**ASSIGNMENT**
In the data below, which lines contain "value"? List them by copying each one.

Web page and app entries
-- Opening Marker --
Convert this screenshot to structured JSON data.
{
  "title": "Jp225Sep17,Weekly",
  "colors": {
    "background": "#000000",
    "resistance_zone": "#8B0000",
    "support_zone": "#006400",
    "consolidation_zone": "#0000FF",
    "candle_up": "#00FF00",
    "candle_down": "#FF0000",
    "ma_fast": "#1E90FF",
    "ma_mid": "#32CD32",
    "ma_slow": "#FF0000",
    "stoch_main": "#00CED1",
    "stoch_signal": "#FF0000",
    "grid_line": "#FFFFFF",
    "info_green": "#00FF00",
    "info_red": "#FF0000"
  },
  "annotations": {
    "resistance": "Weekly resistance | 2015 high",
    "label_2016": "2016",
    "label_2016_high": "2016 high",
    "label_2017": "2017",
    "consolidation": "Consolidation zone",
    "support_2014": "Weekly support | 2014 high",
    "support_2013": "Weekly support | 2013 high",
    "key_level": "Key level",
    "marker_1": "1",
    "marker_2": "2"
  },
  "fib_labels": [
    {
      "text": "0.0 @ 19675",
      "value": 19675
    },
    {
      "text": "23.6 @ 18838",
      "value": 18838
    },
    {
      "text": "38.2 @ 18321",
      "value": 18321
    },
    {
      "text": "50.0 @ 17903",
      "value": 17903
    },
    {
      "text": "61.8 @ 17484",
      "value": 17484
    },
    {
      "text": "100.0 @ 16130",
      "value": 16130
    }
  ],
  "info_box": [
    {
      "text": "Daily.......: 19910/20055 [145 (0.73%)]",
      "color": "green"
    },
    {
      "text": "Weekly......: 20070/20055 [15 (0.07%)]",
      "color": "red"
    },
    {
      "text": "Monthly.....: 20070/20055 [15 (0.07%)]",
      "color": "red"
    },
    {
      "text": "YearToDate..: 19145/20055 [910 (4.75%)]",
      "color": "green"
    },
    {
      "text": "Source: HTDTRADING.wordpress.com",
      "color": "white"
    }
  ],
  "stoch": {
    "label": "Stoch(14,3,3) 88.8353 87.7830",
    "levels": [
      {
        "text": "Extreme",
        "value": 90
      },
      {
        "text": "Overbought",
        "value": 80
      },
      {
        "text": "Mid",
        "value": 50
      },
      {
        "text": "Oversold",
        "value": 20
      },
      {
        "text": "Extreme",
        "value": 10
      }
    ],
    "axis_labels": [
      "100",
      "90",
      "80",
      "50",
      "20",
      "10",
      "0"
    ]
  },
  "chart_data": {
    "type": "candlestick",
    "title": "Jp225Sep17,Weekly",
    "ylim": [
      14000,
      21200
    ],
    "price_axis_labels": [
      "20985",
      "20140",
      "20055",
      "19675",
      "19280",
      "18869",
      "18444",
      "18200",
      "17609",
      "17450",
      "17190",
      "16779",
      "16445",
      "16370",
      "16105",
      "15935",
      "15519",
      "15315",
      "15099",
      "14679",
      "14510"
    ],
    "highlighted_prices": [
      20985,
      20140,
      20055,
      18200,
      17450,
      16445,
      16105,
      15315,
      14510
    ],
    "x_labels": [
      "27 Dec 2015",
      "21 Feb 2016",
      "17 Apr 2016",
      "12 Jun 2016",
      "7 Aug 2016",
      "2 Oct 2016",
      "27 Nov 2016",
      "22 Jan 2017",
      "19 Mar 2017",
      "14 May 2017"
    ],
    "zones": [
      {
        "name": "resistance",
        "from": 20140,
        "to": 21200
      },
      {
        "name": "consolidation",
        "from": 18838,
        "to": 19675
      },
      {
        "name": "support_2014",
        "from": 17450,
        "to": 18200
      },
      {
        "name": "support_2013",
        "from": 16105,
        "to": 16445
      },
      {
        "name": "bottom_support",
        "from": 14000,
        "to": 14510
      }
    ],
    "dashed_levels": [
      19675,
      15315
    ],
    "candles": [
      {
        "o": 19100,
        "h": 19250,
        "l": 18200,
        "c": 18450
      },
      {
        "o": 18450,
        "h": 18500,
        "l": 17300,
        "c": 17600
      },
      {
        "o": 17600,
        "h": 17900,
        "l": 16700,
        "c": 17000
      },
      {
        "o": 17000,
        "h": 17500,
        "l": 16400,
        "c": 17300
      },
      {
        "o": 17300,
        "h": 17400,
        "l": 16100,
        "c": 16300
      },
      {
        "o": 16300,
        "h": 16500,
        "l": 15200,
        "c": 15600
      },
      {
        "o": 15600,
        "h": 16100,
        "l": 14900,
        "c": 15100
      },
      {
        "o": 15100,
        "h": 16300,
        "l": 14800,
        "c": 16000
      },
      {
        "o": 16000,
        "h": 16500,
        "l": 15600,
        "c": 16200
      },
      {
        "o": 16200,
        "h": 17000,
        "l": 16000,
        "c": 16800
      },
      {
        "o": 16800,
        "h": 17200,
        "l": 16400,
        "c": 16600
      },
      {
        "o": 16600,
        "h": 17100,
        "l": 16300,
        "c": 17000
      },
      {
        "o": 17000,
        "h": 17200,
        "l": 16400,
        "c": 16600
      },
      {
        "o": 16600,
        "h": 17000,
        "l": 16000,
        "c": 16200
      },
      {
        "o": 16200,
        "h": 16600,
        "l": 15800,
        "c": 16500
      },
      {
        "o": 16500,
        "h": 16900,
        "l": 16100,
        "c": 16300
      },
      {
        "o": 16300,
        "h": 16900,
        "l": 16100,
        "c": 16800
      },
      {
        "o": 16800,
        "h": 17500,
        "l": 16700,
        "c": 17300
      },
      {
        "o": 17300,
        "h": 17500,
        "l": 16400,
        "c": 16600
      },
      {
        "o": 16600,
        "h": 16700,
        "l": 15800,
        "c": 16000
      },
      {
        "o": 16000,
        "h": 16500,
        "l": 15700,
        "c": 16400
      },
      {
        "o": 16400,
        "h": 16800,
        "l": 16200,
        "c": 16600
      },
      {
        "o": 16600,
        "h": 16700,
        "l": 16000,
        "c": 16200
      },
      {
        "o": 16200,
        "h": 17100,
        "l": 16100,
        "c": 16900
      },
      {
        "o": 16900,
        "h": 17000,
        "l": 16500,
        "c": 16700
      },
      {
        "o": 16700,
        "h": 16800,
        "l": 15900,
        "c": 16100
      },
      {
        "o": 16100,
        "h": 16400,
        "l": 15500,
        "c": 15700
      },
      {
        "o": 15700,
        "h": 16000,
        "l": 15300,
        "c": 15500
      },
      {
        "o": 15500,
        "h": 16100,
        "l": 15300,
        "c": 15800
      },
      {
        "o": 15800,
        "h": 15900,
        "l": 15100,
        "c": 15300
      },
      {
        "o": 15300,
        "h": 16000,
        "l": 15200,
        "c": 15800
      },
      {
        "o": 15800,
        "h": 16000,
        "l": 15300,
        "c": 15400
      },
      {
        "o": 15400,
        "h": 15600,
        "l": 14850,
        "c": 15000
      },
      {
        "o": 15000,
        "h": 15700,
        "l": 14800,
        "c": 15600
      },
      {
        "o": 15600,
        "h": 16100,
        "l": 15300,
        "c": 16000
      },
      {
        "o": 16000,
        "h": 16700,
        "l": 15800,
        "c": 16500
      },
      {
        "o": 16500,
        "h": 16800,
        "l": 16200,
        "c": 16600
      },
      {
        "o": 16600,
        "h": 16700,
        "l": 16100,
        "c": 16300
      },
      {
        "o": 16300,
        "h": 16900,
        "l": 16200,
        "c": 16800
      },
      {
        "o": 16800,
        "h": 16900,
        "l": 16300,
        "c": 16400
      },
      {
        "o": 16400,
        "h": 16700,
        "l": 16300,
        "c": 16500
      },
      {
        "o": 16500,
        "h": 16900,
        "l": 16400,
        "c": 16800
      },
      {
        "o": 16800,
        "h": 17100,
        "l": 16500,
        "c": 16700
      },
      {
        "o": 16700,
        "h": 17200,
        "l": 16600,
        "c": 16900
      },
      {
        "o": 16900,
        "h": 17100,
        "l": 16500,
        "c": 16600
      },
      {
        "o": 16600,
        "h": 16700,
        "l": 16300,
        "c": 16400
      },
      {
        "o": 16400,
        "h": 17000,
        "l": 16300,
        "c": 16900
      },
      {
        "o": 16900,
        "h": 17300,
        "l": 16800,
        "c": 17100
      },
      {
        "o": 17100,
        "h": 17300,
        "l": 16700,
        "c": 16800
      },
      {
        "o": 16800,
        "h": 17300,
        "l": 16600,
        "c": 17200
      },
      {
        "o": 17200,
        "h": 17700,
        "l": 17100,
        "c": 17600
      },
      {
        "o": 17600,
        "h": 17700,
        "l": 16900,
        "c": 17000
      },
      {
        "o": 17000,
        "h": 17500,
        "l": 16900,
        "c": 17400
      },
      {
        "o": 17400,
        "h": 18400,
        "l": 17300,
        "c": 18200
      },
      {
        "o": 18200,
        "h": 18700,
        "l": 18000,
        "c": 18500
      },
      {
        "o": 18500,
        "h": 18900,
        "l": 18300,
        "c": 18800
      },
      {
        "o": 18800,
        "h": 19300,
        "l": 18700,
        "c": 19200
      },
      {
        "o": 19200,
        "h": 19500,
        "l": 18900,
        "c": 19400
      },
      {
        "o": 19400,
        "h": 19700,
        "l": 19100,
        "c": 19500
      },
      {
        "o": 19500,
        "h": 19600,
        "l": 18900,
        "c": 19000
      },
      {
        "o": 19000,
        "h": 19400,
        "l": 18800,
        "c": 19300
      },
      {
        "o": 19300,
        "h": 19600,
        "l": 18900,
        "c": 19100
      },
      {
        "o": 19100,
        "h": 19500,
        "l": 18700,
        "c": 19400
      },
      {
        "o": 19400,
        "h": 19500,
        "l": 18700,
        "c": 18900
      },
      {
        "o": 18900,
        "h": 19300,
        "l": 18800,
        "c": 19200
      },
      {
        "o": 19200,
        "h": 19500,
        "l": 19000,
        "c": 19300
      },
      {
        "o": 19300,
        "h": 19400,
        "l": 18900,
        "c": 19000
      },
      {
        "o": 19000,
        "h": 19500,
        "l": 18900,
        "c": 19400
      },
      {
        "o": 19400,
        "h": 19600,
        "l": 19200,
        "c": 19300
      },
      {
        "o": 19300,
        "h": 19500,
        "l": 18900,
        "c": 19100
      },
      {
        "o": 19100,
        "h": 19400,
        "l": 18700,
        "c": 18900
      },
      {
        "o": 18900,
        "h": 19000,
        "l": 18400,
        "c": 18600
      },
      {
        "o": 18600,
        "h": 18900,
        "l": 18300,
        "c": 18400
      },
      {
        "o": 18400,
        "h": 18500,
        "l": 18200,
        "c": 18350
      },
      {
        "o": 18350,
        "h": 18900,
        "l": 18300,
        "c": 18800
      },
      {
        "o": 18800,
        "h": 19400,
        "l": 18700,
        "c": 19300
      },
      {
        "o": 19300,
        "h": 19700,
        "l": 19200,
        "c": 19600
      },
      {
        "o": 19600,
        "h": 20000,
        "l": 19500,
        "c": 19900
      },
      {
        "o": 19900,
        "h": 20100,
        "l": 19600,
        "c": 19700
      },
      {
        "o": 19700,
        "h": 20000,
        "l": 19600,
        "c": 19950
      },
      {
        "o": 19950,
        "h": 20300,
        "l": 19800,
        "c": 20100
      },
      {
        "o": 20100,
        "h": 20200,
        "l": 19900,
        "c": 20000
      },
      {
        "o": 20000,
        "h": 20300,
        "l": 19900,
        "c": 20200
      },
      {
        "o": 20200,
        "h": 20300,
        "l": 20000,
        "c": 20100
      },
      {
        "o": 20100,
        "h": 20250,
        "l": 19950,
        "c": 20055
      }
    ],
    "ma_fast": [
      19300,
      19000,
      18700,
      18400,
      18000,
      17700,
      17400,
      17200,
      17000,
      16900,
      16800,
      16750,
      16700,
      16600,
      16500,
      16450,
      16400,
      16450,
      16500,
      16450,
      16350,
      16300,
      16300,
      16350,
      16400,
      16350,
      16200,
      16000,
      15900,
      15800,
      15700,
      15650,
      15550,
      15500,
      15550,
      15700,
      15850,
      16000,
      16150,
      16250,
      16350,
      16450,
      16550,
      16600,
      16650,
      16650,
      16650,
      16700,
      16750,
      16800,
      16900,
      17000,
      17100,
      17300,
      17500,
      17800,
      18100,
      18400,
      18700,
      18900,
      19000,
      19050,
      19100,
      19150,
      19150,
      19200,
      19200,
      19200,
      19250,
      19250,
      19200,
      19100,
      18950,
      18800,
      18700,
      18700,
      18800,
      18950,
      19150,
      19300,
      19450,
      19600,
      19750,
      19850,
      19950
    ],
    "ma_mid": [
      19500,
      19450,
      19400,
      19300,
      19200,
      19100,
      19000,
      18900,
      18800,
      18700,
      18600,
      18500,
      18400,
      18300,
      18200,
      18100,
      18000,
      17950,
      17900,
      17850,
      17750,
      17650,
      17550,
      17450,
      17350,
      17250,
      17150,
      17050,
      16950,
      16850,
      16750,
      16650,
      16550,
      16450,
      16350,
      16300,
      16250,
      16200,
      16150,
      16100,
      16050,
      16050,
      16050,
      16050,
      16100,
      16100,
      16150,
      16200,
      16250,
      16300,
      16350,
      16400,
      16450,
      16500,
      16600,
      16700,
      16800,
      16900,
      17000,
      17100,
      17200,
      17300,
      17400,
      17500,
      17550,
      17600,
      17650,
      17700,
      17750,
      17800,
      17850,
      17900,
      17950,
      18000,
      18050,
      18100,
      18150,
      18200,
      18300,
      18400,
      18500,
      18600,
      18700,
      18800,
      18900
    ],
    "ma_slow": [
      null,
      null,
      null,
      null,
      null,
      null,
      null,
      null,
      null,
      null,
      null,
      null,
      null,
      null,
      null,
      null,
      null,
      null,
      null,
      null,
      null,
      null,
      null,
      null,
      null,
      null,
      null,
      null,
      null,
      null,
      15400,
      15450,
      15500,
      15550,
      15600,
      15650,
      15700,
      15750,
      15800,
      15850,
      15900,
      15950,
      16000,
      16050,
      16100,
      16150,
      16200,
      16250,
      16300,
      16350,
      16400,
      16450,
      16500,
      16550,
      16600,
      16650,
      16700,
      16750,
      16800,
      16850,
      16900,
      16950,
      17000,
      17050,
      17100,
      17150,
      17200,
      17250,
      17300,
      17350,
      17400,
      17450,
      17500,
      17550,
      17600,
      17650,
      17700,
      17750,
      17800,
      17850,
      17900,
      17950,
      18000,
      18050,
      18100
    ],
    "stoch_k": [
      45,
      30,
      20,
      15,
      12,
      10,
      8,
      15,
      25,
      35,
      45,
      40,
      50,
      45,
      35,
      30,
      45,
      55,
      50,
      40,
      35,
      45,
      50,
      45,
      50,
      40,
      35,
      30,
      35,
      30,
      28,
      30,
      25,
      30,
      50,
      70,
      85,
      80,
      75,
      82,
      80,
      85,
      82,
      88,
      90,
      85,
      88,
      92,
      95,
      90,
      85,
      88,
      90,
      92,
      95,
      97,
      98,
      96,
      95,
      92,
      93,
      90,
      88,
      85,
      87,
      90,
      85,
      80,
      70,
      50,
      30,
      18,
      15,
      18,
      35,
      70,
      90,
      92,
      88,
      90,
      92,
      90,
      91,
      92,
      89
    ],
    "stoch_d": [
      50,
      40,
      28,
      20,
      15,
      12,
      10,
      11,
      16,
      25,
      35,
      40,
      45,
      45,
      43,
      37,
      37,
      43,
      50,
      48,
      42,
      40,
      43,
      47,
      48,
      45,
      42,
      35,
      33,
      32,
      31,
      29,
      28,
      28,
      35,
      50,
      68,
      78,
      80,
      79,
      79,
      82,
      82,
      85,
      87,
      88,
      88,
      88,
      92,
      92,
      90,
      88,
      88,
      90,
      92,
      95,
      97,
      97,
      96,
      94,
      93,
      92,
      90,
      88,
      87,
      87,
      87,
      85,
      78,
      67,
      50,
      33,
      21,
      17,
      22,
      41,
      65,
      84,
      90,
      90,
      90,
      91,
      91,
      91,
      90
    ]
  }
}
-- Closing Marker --
**EXERCISE ANSWER**
      "value": 19675
      "value": 18838
      "value": 18321
      "value": 17903
      "value": 17484
      "value": 16130
        "value": 90
        "value": 80
        "value": 50
        "value": 20
        "value": 10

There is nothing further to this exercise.